The Dark Valley (a panorama of the 1930s) by Piers Brendon (Knopf, 2000)
Maybe all history just describes the efforts of the acquisitive and the powerful to hold on to what sustains them, and the struggles of the people against the Four Horsemen of the Apocalypse. But we like to see parallels between ages. In A Distant Mirror Barbara Tuchmann saw the paradoxes of the twentieth century reflected in the stresses of the fourteenth. I see much in common between the 1930s and the present decade – not so far back that I cannot recognize some of the key participants, but remote enough for balanced analysis on them to be performed. The 1930s displayed many of the themes that consume us today: poorly understood ideologies threatening the democracies, themselves inherently not tough enough to act firmly; the memory of recent war encouraging widespread pacific responses to aggression; a feeble and largely irrelevant international organization standing by; the excesses and unpredictability of capitalism provoking renewed calls for more state interference, or even Socialism, in many countries.
Piers Brendon, Keeper of the Churchill archives, and Fellow of Churchill College, Cambridge, characterizes the Thirties as The Dark Valley – a term recurring in Japanese lore, in a message from Churchill to Stalin, and in a poem by Akhmatova. But this is not your father’s history book, filled with deep economic statistics, comparisons of pig-iron production, or accounts of machinations in smoke-filled rooms. It is vibrant, colorful, dominated by larger-than-life characters whose presence is enriched by the unrefined dramas of their public and private lives. It is a panorama stretching from the US to Japan, describing the sights, sounds and smells of history as richly as the political decisions that shaped (or mis-shaped) the lives of billions of citizens. It uses an exhaustive background of research, and is as gripping in describing Mussolini’s rape of Ethiopia, or the realities of Stalin’s purges, as it is in recounting the dictatorial measures of Roosevelt’s New Deal.
In his Introduction, Brendon writes that his clear purpose was “to shed new light on a dark, dishonest decade” (a phrase he fails to attribute to Auden). No major new theories emerge, but the author freshly integrates the patterns of everyday life with the posturings of those who claimed to lead their people. His coverage of the seven major countries is balanced and insightful, and while many of us may be familiar with the goings-on in Europe and the U.S.A during this time, Brendon very skillfully links in an equally detailed exposition of Japan’s concurrent turmoil. His characterization of some of the fanaticism rampant there makes it appear eerily similar to the extravagancies of today’s Islamic zealots.

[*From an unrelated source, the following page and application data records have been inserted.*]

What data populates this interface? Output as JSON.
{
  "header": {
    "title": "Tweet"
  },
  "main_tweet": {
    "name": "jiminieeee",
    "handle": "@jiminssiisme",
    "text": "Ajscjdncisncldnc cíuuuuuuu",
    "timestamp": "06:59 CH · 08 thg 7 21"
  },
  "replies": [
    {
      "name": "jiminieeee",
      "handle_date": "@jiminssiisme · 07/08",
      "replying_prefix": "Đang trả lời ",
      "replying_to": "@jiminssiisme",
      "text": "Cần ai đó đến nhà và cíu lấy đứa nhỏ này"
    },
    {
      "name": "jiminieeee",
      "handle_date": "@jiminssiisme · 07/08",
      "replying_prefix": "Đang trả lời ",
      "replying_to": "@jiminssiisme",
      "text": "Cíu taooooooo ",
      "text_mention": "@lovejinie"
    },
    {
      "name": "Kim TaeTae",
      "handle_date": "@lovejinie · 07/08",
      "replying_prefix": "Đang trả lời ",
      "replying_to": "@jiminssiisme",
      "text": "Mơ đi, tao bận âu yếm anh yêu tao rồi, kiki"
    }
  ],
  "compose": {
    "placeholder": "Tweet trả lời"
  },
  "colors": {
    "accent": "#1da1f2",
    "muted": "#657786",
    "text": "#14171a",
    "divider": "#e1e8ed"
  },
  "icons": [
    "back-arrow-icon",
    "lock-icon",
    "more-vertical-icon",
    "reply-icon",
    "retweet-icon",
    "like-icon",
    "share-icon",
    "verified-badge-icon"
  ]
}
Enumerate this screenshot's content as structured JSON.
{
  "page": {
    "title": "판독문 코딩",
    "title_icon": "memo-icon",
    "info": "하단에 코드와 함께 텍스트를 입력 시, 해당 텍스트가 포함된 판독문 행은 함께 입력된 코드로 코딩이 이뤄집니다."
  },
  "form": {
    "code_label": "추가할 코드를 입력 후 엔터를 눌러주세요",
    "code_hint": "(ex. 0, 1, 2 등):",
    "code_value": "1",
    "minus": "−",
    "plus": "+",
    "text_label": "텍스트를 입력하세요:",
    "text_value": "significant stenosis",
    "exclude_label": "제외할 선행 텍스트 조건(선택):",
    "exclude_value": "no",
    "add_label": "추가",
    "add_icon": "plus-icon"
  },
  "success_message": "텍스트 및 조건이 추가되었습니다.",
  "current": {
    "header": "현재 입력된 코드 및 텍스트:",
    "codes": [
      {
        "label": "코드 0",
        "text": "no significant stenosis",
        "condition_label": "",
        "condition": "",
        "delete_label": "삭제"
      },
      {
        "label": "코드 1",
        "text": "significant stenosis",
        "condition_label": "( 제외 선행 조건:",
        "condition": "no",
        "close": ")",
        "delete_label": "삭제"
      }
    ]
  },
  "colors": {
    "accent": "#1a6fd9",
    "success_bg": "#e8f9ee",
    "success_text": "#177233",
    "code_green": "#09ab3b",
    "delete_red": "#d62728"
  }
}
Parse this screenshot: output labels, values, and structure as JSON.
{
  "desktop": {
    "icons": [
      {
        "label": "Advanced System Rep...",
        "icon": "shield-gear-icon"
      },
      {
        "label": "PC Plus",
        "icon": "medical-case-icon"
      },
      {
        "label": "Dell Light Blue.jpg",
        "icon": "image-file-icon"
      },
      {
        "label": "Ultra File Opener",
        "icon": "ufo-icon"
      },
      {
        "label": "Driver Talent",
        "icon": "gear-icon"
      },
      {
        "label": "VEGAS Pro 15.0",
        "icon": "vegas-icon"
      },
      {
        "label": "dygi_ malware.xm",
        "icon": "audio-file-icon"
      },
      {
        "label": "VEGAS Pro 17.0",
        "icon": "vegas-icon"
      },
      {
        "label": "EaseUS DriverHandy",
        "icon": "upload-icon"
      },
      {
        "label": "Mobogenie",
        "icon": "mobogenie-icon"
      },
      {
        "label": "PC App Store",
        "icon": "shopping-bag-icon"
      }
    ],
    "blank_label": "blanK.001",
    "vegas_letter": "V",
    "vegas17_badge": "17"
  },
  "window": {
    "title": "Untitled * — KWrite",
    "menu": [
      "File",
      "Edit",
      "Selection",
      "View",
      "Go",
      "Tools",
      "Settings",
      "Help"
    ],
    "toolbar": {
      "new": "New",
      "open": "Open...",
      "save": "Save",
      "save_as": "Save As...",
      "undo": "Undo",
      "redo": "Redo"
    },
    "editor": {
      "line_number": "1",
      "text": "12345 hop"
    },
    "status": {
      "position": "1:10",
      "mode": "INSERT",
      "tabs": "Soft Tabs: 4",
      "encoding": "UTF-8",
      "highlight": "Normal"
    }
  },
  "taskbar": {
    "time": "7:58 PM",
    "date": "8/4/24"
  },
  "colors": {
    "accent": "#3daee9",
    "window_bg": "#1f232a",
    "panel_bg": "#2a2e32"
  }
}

You have to get past this rather pretentious Introduction, where Brendon effectively offers a self-congratulatory critique of his opus. He is surely wrong in simplifying the realities of the Dark Valley as being common across all seven countries. He says that his book suggests questions (such as “Should democracies appease or oppose alien dictatorships?”) that still demand answers, but his narrative offers no new insights into such politico-philosophical issues, and his work might have been an inferior one if it had tried to. His claim that “the book is therefore a case study of the global perils lurking at the heart of a major recession” seems to me a mis-representation of his research and a distortion of the evidence. His text is not deep on economic analysis, and I think he overstates the degree to which The Dark Valley “surveys the strategies of delusion and self-delusion, the techniques of obfuscation, euphemism and selective amnesia”, as he offers no novel perspective on the topic of propaganda. And he occasionally gets carried away in his florid style, adding colorful but irrelevant details.
Beyond the author’s claims the volume still offers huge enjoyment through its rollicking exuberance, its synthesis of disparate threads, its witty asides, and the utter sensuousness of the narrative. There must be something in this book for everybody: it would have brought joy to Cecil B. de Mille, and, despite its hefty three pounds, I would recommend it as ideal beach-reading this summer for the history-buff.